One need look no further than Governor Whitmer’s self-imploding educational minefield of Benton Harbor. The governor, less than six months in to her first term, traveled to the small, poor, and majority black city of Benton Harbor to announce that she needed to close the community’s only high school to avoid the only other solution of emergency management, the likes of which devastated other poor black school districts like Detroit and Highland Park. Whitmer stood tall in defense of her ultimatum, assured that her solution to close the schools and bus students to neighboring white communities was the best option for the community.
Not only was this demonstration a grand failure of compassionate leadership, it was also steeped in liberal racism and egregious contradictions of Whitmer’s campaign promises and branding as an education advocate. Most significantly, however, was the fact that in spite of her defiant efforts to close the school, she never had the legal authority to execute such a decision, according to the office of Michigan Attorney General Dana Nessel.

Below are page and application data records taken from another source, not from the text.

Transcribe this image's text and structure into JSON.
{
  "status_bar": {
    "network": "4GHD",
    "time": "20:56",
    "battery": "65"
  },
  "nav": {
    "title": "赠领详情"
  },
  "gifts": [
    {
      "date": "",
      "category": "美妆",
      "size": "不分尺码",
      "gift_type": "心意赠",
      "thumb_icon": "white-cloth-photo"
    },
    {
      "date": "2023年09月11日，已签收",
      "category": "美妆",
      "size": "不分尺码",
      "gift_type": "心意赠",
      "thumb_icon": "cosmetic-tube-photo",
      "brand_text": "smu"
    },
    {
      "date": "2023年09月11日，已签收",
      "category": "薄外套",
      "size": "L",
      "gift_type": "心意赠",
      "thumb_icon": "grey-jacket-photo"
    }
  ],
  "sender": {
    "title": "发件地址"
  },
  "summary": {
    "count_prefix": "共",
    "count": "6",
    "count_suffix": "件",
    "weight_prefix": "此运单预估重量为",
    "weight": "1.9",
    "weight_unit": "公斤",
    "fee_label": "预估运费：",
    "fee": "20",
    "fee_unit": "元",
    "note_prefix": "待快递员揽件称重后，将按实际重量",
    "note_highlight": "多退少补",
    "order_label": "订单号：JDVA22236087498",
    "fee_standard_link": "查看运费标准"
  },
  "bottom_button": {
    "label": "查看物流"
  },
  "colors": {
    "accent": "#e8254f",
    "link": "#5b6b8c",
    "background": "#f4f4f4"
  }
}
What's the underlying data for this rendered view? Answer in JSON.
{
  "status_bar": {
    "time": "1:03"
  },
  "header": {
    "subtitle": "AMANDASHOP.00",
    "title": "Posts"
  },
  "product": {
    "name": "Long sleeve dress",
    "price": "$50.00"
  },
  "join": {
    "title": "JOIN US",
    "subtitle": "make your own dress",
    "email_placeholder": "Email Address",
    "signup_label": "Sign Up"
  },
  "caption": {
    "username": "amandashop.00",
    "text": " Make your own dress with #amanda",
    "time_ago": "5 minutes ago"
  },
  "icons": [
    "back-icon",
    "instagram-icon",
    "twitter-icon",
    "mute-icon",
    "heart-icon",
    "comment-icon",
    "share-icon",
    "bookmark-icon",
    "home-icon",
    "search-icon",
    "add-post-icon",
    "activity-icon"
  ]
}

Furthermore, to this date, Governor Whitmer has not delivered any viable solution to the poverty plaguing Detroit, which she promised time and time again on the campaign trail. Most significantly, she has failed to announce a poverty secretary, even though she insisted that she was “committed to ensuring poverty issues are represented at the cabinet level” in her administration.
Regarding the Wayne State tuition pledge, it was no surprise to see Mayor Duggan endorsing this as a much needed feel good story for his administration just days after a blistering investigation found lack of government transparency with the deletion of city emails and preferential treatment for the controversial Make Your Date program.
The Wayne State announcement was perfectly timed as yet another public relations tour to pacify critics and lull the public into forgetting about one more accusation of corruption leveled against the Duggan administration, joining the disastrous Detroit Land Bank Authority demolition investigation and the famed Motor City Match Program. This program, touted as an economic equalizer for small businesses, is now under federal review by the Department of Housing and Urban Development (HUD) for findings that suggested the program was not adequately targeting low- to moderate income areas. However, following the lead of the media in Detroit, we are supposed to be happy that funds are even made available, and blindly believe that no other option could be better.
This deadly combination is exactly what allows Detroit and similar communities to wallow in economic disparity- disingenuous leadership and complicit third parties, including mainstream media and civic organizations. Too often, the plans presented to Detroiters are nothing more than piecemeal prescriptions and placations to sensitivities. And worst of all, no massive challenge is presented to counter such insincere tactics. Other elected officials have abdicated their duties to speak up and serve in the interest of their constituents, while numerous prominent churches and civic organizations, many of which serve the neediest populations and claim to fight for justice, have stayed absolutely silent amidst the economic imbalance taking place in Detroit.
The free tuition façade is larger than Wayne State University or whatever the next organization will be to take its place as a figurehead for complacency politics. The alleged recovery taking place in Detroit is only as strong as the narrative pushing its reality. Without basic critique and strong push to counter the prevailing narrative, these illusorily beneficial programs and political decisions will continue to deceive and devastate Detroit, widening the economic gap between the rich and the poor. The time was yesterday to demand truth and accountability from media reporting and elected officials and to demand courage and leadership from civic organizations. The good news is as long as there is a tomorrow, the opportunity remains to demand better.